Power generation capacity planning under budget constraint in developing countries

Show simple item record

dc.contributor.author Afful‐Dadzie, E.
dc.contributor.author Afful‐Dadzie, A.
dc.contributor.author Awudu, I
dc.contributor.author Banuro, J.K.
dc.date.accessioned 2019-02-12T17:03:46Z
dc.date.available 2019-02-12T17:03:46Z
dc.date.issued 2017
dc.identifier.citation Afful-Dadzie, Anthony (University of Ghana Business School, University of Ghana, Accra (Ghana)); Afful-Dadzie, Eric (Faculty of Applied Informatics, Tomas Bata University in Zlin, Zlin (Czech Republic)); Awudu, Iddrisu (Department of Management, Quinnipiac University, 275 Mt. Carmel Avenue, Hamden, CT 06518 (United States)); Banuro, Joseph Kwaku (University of Ghana Business School, University of Ghana, Accra (Ghana)), E-mail: aafful-dadzie@ug.edu.gh en_US
dc.identifier.other DOI: http://dx.doi.org/10.1016/j.apenergy.2016.11.090
dc.identifier.uri http://ugspace.ug.edu.gh/handle/123456789/27468
dc.description.abstract This paper presents a novel multi-period stochastic optimization model for studying long-term powergeneration capacity planning in developing countries. A stylized model is developed to achieve threeobjectives: (1) to serve as a tool for determining optimal mix, size and timing of power generation typesin the face of budget constraint, (2) to help decision makers appreciate the consequences of capacityexpansion decisions on level of unserved electricity demand and its attendant impact on the nationaleconomy, and (3) to encourage the habit of periodic savings towards new generation capacity financing.The problem is modeled using a stochastic mixed-integer linear programming (MILP) technique underdemand uncertainty. The effectiveness of the model, together with valuable insights derived from consid-ering different levels of budget constraints are demonstrated using Ghana as a case study. The resultsindicate that at an annual savings equivalent to 0.75% of GDP, Ghana could finance the needed generationcapacity to meet approximately 95% of its annual electricity demand between 2016 and 2035.Additionally, it is observed that as financial constraint becomes tighter, decisions on the mix of new gen-eration capacities tend to be more costly compared to when sufficient funds are available en_US
dc.language.iso en en_US
dc.publisher ELSEVIER en_US
dc.subject Generation Capacity Planning en_US
dc.subject Unreserved demand en_US
dc.subject stochastic optimization en_US
dc.subject scenario generation en_US
dc.subject budget constraint en_US
dc.title Power generation capacity planning under budget constraint in developing countries en_US
dc.type Article en_US

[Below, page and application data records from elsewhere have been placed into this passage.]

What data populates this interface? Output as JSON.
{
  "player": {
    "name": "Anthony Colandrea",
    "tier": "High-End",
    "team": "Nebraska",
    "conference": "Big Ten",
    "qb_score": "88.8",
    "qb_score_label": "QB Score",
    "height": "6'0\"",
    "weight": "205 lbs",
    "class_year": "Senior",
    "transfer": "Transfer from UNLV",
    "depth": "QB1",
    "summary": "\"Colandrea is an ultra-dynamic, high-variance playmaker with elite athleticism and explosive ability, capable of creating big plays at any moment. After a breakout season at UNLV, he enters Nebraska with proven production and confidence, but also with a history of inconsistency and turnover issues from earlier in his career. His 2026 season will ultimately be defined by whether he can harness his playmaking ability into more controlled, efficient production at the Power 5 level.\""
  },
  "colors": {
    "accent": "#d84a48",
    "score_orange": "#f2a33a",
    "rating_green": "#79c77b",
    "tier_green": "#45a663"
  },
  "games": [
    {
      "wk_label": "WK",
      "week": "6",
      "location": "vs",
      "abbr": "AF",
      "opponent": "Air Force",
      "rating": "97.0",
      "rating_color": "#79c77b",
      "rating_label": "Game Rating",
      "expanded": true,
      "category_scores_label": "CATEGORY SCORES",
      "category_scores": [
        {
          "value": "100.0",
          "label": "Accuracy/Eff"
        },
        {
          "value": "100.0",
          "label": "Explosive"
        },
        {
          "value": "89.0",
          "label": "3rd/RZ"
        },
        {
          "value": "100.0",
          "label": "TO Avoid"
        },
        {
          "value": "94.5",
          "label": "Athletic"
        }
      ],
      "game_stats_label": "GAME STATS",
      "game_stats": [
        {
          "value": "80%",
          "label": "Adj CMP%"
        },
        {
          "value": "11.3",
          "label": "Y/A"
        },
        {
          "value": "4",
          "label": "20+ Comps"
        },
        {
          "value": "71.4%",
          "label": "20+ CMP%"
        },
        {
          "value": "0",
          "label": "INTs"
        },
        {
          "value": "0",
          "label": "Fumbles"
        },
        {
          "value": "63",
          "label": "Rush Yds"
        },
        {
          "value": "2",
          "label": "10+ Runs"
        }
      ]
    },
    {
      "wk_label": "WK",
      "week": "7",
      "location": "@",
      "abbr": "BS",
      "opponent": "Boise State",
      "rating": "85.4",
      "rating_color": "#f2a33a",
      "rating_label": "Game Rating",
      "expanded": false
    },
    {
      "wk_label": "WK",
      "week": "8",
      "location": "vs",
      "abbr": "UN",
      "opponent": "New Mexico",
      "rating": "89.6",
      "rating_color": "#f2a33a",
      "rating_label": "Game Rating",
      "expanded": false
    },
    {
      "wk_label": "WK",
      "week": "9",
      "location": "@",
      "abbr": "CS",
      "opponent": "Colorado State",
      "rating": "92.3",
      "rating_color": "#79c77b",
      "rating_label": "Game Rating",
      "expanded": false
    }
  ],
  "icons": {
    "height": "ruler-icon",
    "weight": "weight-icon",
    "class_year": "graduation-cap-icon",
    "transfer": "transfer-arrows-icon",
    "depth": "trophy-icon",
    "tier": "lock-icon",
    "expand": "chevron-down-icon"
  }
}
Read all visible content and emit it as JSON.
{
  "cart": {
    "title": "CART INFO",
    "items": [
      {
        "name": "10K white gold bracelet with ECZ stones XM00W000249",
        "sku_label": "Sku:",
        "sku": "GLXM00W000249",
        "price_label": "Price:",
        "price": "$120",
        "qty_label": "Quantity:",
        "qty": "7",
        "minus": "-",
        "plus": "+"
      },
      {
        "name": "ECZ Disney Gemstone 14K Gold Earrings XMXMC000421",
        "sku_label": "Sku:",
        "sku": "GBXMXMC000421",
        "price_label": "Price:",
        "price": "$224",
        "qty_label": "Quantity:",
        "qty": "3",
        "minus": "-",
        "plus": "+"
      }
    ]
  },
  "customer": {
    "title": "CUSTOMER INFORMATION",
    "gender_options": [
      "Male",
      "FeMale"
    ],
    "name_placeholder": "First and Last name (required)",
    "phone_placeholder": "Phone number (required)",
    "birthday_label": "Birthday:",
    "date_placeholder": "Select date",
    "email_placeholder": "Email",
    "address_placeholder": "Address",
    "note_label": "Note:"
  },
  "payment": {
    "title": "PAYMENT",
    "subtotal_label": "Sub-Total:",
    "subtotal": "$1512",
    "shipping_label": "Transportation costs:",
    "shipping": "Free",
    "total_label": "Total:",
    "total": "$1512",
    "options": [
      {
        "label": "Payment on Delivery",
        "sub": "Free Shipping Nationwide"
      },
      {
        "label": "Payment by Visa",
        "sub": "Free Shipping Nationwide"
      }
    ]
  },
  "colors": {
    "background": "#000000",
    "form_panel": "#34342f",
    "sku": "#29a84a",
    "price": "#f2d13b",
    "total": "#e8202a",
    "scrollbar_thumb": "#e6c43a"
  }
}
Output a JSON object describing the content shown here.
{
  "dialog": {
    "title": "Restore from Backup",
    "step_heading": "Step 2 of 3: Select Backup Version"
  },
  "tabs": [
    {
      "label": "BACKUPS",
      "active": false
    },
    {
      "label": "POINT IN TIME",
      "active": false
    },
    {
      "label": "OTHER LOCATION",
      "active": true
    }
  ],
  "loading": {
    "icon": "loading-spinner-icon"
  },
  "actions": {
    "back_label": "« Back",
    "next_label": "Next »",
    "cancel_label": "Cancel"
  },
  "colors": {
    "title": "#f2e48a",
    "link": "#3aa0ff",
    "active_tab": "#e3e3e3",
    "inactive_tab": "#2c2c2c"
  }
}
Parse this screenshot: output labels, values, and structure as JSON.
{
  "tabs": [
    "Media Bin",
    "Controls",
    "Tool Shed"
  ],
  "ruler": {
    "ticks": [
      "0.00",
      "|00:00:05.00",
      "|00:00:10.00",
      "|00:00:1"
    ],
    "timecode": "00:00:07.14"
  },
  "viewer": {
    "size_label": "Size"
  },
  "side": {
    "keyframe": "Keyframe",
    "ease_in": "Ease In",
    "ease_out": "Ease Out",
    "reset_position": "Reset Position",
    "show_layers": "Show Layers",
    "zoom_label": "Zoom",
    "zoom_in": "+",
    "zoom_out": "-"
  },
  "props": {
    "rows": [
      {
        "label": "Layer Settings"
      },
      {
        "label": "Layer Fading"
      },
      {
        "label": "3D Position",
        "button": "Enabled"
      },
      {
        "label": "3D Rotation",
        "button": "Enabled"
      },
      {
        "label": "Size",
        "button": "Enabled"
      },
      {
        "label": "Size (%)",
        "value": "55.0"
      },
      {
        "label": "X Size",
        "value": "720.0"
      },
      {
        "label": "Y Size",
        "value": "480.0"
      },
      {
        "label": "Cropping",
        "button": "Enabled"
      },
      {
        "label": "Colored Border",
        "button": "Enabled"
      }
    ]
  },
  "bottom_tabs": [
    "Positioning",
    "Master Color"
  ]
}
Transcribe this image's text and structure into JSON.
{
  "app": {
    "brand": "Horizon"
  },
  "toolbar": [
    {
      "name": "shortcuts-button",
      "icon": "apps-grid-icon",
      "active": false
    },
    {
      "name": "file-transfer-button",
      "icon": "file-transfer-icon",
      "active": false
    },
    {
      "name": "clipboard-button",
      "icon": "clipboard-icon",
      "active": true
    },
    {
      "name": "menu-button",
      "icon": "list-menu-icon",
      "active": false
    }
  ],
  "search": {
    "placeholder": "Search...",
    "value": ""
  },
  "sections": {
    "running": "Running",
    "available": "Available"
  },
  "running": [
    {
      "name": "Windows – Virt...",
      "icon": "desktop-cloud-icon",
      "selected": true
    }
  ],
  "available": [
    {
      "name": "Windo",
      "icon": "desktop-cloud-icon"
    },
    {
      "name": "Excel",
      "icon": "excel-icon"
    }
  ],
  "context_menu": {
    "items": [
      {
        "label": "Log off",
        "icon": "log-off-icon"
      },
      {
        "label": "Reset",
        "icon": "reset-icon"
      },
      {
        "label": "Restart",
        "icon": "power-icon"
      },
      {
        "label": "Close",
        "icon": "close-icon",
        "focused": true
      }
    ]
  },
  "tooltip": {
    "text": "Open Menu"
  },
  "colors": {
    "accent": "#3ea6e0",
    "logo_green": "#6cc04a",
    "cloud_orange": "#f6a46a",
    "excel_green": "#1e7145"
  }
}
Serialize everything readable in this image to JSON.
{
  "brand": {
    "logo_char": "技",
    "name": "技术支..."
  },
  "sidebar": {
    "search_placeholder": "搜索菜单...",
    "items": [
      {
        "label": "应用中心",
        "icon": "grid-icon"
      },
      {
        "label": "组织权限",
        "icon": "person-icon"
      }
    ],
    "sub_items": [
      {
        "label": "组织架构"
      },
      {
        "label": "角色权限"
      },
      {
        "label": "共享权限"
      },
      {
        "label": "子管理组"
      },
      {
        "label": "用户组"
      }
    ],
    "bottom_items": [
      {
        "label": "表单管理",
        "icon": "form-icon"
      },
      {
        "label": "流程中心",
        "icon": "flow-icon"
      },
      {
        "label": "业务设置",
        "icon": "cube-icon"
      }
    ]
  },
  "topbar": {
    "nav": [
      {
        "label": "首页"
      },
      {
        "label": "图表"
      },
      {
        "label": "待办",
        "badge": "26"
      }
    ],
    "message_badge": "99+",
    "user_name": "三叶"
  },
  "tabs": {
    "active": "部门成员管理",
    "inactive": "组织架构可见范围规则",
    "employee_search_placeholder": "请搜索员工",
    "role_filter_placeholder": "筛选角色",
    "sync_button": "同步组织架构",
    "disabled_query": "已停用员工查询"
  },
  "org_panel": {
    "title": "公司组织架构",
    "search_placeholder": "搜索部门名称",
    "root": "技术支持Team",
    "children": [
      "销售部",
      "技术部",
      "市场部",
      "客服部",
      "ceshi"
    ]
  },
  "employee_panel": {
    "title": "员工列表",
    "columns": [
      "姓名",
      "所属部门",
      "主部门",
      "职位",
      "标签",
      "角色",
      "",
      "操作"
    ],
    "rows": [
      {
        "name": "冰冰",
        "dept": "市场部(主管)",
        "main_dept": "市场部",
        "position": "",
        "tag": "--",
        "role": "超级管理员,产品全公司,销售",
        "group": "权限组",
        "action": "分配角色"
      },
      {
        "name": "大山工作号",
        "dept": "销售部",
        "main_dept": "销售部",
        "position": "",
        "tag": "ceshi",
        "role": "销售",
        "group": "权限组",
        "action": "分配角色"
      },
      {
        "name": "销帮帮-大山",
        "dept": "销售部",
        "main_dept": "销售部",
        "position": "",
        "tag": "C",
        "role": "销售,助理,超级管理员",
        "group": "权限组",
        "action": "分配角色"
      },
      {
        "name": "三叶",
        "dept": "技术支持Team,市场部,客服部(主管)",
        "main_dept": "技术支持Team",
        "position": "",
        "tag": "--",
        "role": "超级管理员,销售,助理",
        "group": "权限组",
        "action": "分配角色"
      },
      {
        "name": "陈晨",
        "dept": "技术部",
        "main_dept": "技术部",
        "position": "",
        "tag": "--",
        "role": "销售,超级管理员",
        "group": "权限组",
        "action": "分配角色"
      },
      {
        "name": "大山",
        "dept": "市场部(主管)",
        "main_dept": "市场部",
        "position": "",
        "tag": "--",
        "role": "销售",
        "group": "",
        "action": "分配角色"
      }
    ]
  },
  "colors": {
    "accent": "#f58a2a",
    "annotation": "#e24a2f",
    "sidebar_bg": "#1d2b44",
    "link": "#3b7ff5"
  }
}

Files in this item

This item appears in the following Collection(s)

Show simple item record

Search UGSpace


My Account